# Work task:
Pull every line containing "HERNANDEZ" from the data.

# Record set:
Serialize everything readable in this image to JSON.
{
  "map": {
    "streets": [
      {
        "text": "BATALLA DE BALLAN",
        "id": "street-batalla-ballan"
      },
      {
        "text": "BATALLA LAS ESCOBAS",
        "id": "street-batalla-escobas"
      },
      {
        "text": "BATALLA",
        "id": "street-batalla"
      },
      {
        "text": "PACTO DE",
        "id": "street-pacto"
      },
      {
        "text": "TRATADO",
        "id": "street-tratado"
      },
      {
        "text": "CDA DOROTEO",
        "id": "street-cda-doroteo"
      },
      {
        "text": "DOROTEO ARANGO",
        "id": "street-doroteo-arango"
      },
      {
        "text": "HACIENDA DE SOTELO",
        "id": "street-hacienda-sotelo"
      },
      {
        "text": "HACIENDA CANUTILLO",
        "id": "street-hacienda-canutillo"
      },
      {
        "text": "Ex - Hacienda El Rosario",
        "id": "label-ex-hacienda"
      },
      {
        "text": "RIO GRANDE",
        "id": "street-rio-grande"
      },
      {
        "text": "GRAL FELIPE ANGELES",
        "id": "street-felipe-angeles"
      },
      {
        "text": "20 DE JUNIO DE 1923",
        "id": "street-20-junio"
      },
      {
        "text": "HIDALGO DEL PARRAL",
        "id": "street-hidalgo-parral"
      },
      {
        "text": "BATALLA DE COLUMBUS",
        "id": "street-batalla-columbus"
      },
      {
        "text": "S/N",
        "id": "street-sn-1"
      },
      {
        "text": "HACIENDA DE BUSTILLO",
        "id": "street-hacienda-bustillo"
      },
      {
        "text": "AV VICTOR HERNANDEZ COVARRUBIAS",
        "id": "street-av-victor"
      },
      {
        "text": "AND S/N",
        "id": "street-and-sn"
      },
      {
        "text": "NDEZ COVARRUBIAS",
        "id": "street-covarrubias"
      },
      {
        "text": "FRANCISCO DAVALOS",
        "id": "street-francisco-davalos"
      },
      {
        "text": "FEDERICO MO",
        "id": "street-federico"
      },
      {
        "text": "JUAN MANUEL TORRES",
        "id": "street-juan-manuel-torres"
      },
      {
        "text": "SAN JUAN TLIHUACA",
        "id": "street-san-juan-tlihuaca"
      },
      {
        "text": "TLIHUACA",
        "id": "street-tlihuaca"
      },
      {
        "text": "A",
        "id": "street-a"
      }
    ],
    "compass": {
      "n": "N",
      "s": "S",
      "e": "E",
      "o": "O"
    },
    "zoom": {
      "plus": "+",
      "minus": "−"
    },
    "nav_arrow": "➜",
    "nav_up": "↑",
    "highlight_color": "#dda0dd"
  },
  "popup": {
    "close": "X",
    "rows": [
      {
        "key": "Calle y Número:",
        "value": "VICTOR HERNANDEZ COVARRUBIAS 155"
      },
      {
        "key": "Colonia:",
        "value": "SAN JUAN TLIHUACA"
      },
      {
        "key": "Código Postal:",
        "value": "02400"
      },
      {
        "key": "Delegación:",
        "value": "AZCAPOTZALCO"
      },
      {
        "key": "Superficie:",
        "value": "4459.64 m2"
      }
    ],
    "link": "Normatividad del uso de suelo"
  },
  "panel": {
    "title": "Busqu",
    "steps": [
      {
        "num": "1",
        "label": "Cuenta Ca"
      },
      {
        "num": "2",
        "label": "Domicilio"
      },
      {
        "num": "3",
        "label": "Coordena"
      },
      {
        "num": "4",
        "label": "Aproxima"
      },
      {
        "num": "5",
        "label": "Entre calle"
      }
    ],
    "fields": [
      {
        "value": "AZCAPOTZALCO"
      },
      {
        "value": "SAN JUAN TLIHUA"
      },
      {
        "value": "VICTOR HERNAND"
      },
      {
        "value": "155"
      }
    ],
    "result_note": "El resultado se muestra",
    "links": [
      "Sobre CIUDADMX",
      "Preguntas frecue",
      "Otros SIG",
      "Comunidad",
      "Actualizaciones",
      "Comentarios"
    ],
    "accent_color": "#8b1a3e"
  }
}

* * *

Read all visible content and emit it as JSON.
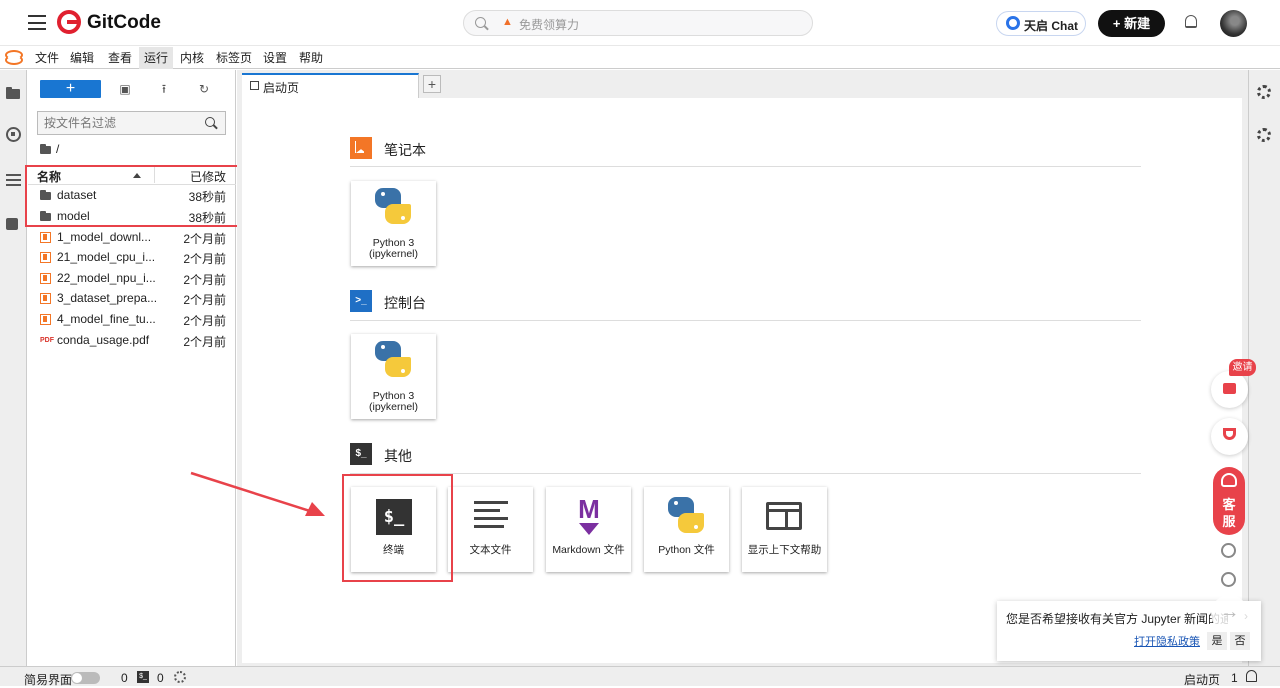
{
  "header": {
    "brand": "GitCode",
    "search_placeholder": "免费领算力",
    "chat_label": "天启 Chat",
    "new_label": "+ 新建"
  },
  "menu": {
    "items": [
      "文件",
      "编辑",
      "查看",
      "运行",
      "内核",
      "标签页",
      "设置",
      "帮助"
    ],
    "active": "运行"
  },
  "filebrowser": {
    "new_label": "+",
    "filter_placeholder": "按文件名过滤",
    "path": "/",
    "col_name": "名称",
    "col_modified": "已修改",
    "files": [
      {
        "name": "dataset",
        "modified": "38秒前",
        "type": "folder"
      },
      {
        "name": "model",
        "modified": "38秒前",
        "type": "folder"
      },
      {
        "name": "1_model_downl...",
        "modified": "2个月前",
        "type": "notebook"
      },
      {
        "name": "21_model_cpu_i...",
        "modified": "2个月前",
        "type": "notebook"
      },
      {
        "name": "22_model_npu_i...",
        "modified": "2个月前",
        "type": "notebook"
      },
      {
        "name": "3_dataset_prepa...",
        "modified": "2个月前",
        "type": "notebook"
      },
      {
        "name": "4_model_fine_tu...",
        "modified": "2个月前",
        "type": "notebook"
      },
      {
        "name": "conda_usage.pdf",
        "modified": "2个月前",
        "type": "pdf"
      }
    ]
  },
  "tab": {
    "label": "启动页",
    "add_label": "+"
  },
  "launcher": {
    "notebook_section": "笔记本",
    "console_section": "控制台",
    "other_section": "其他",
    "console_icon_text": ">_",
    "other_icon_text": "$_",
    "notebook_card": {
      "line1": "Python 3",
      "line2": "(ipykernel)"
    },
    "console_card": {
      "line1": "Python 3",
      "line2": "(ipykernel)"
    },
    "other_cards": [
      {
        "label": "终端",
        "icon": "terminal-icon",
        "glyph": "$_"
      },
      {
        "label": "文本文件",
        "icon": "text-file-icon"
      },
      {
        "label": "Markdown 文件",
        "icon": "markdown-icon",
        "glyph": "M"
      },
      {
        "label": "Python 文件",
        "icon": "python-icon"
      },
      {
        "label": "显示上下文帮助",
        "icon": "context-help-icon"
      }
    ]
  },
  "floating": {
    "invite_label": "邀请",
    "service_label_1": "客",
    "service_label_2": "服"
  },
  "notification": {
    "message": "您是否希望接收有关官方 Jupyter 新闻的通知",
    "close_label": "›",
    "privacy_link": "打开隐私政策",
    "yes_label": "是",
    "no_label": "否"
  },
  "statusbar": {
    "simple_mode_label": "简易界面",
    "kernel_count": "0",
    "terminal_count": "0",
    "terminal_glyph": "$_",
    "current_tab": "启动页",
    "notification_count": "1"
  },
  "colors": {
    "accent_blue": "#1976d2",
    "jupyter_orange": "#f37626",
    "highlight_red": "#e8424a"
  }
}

# Response:
        "text": "AV VICTOR HERNANDEZ COVARRUBIAS",
        "value": "VICTOR HERNANDEZ COVARRUBIAS 155"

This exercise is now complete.